QUEBEC CITY, June 20 /CNW Telbec/ - The Quebec English School Boards
Association (QESBA) will renew its efforts to see Bill 88 amended to better
serve the needs of Quebec's English school boards and the students they serve,
now that debate on the law has been suspended to the fall. Bill 88 proposes
wide-ranging changes to how school boards are elected, how they operate and
how they account to the public they serve. QESBA has been deeply involved in
consultations on the subject over the past 18 months.
"From the beginning, our association has been advocating measures that
will build on the solid record of our English school boards in working with
our parents, providing transparency in our decision-making and responding
effectively to local needs," noted QESBA President Debbie Horrocks. "We have
understood the Minister (Michele Courchesne, Minister of Education, Recreation
and Sports) to share that focus. Unfortunately, the draft law as it stands now
clearly seems headed in a different direction."
QESBA points to three key areas of concern for its nine member English
Bill 88 would require that candidates for school board Chair be elected
by universal suffrage. "For English school boards, particularly in outlying
regions, this will not enhance democracy," Horrocks said. "It would be
impossible for candidates for Chair in some regions to undertake real
discussions on the issues when they have to cross up to 250 municipalities -
to reach their electors. The Minister told the Education Commission during the
article-by-article study of the law that special measures to address this
problem will come in the fall. We will be watching very closely."
A second concern: The Minister continues to express her intention to twin
school board elections with municipal ones. This scenario represents a
nightmare in logistics and organization for English school boards. It would
likely result in tremendous confusion and ultimately, a less effective
democratic process for the election of school commissioners. With the
potential for four different elections and electoral lists (English and French
at both school board and municipal levels) and English boards covering
multiple municipalities and administrative regions, simply drawing up the
ballots and distributing accurate information could prove to be impossible
tasks for the English sector. Again this will not enhance democracy for
English school boards.
"QESBA has always welcomed enhanced accountability and transparency in
school board operations," Horrocks continued. "Right now, Bill 88 looks like
it will simply expand the powers and bureaucracy of the Education Ministry and
actually hamper the ability of school boards to deliver quality services,
consult parents and properly address complaints." Horrocks pointed to a plan
to hire additional Ministère de l'Education, du Loisir et du Sport personnel
to oversee school-school board strategic agreements as well as new Ministerial
powers to order school boards to release certain information as two examples
of excessive and unnecessary changes.
"QESBA continues to welcome the Minister's over-all effort to strengthen
public education in Quebec. She deserves much credit for refocusing attention
on the key work of school boards," Horrocks concluded. "That said, there is

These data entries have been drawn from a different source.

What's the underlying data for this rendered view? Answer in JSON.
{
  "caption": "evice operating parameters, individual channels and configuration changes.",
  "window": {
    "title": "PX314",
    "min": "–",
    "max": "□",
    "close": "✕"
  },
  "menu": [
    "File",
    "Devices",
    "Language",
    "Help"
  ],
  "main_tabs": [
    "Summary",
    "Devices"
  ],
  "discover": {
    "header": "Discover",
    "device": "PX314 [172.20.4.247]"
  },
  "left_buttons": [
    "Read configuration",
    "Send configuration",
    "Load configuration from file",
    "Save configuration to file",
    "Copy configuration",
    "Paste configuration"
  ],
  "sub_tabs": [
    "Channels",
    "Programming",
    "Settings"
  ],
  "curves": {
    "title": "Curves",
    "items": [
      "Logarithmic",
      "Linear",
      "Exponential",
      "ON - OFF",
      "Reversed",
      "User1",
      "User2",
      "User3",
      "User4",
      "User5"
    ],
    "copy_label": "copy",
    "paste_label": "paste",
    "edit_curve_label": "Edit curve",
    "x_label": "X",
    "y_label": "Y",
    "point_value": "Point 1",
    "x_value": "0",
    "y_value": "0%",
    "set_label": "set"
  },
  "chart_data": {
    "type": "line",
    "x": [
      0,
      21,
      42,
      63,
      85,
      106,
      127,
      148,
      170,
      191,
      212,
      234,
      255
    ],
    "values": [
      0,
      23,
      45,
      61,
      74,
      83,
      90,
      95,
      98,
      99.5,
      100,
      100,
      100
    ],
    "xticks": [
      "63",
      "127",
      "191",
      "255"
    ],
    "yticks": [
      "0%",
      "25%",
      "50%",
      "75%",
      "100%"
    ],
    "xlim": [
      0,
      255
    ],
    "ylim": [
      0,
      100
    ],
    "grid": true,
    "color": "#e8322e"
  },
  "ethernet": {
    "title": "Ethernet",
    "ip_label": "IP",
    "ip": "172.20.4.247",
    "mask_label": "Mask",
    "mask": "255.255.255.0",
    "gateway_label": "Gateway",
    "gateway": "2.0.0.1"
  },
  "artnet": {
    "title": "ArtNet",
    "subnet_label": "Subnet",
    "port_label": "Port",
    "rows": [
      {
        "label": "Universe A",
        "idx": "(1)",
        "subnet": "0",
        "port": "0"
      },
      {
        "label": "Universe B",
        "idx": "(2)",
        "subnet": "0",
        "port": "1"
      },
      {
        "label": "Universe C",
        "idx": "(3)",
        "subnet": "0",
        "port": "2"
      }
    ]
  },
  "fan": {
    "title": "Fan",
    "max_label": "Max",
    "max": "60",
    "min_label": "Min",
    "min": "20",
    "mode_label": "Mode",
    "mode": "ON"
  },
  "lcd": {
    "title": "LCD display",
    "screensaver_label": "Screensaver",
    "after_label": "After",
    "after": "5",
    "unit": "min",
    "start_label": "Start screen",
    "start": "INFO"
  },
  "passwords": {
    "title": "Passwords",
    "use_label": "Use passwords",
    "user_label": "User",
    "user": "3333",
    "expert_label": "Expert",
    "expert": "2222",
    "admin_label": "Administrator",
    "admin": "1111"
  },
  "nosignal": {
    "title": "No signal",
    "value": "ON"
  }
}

much room for improvement in Bill 88. We expect the full chance to participate
in securing those improvements before the law is voted upon next fall."
A QESBA committee with representatives from each member board will
continue meeting over the summer to work on suggested changes to Bill 88.
QESBA is the voice of English public education in Quebec. Its nine member
boards serve some 110,000 students in 340 schools across the province.
For further information:
For further information: David Birnbaum, Executive Director, (514)
849-5900, ext. 228, (C) (514) 232-6295